   [RFC2046]  Freed, N. and N. Borenstein, "Multipurpose Internet Mail
              Extensions (MIME) Part Two: Media Types", RFC 2046,
              DOI 10.17487/RFC2046, November 1996,

Peterson               Expires September 14, 2017               [Page 8]
Internet-Draft                 STIR Certs                     March 2017

   [RFC3647]  Chokhani, S., Ford, W., Sabett, R., Merrill, C., and S.
              Wu, "Internet X.509 Public Key Infrastructure Certificate
              Policy and Certification Practices Framework", RFC 3647,
              DOI 10.17487/RFC3647, November 2003,

   [RFC5055]  Freeman, T., Housley, R., Malpani, A., Cooper, D., and W.
              Polk, "Server-Based Certificate Validation Protocol
              (SCVP)", RFC 5055, DOI 10.17487/RFC5055, December 2007,

   [RFC6961]  Pettersen, Y., "The Transport Layer Security (TLS)
              Multiple Certificate Status Request Extension", RFC 6961,
              DOI 10.17487/RFC6961, June 2013,

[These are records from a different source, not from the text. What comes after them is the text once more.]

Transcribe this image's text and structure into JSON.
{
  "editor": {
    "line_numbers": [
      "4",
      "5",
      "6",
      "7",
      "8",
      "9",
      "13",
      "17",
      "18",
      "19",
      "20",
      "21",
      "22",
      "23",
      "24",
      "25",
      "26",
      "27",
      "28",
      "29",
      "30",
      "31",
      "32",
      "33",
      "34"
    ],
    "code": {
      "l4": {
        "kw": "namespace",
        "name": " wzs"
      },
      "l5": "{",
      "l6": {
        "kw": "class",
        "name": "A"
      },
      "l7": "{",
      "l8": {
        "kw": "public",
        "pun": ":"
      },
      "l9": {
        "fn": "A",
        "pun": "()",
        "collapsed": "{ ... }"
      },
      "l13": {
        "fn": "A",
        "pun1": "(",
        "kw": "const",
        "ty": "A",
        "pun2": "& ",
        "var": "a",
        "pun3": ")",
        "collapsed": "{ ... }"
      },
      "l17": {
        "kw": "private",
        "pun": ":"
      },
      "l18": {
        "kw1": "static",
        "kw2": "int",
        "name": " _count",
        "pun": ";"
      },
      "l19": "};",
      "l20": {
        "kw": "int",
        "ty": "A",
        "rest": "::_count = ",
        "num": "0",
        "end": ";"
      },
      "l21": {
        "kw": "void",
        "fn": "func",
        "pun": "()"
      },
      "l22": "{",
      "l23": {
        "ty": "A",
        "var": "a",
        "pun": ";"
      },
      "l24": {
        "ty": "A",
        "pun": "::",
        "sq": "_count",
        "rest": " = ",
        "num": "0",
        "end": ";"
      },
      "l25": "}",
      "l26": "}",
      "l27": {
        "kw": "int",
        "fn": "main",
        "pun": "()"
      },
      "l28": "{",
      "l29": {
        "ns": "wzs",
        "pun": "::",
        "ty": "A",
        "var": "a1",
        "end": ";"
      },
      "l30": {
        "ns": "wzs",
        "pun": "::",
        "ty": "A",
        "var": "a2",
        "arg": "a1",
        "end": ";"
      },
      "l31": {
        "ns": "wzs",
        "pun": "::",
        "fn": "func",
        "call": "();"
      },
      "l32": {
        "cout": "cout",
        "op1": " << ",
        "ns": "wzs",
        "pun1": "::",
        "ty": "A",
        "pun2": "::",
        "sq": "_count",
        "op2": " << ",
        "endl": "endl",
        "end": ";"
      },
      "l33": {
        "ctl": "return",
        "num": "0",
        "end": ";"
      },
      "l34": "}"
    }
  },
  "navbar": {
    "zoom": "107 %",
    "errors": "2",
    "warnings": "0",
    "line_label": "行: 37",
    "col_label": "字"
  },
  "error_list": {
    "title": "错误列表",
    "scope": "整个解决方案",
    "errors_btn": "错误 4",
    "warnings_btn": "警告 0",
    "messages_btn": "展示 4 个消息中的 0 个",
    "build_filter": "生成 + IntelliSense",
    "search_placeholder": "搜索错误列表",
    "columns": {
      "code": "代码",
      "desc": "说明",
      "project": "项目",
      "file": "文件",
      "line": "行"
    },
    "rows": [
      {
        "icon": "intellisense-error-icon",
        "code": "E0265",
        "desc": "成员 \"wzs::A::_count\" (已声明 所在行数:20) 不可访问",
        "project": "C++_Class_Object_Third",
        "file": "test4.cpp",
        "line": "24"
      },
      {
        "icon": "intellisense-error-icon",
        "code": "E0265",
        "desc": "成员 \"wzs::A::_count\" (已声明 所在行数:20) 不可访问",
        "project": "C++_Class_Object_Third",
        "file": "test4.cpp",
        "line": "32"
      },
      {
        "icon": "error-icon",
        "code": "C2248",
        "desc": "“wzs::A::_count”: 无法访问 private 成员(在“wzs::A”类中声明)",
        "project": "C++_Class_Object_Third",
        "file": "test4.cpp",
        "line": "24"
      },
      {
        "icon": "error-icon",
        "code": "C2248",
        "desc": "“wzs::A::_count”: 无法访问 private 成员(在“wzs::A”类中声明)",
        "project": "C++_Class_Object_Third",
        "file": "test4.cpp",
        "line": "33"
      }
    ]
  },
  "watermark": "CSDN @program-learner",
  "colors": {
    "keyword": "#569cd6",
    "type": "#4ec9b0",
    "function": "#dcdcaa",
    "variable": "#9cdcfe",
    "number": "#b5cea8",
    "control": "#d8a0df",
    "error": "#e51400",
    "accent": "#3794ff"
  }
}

   [RFC7340]  Peterson, J., Schulzrinne, H., and H. Tschofenig, "Secure
              Telephone Identity Problem Statement and Requirements",
              RFC 7340, DOI 10.17487/RFC7340, September 2014,

   [RFC7375]  Peterson, J., "Secure Telephone Identity Threat Model",
              RFC 7375, DOI 10.17487/RFC7375, October 2014,

   [X.520]    ITU-T Recommendation X.520 (10/2012) | ISO/IEC 9594-6,
              "Information technology - Open Systems Interconnection -
              The Directory: Selected Attribute Types", 2012.

Author's Address

   Jon Peterson
   Neustar, Inc.


Peterson               Expires September 14, 2017               [Page 9]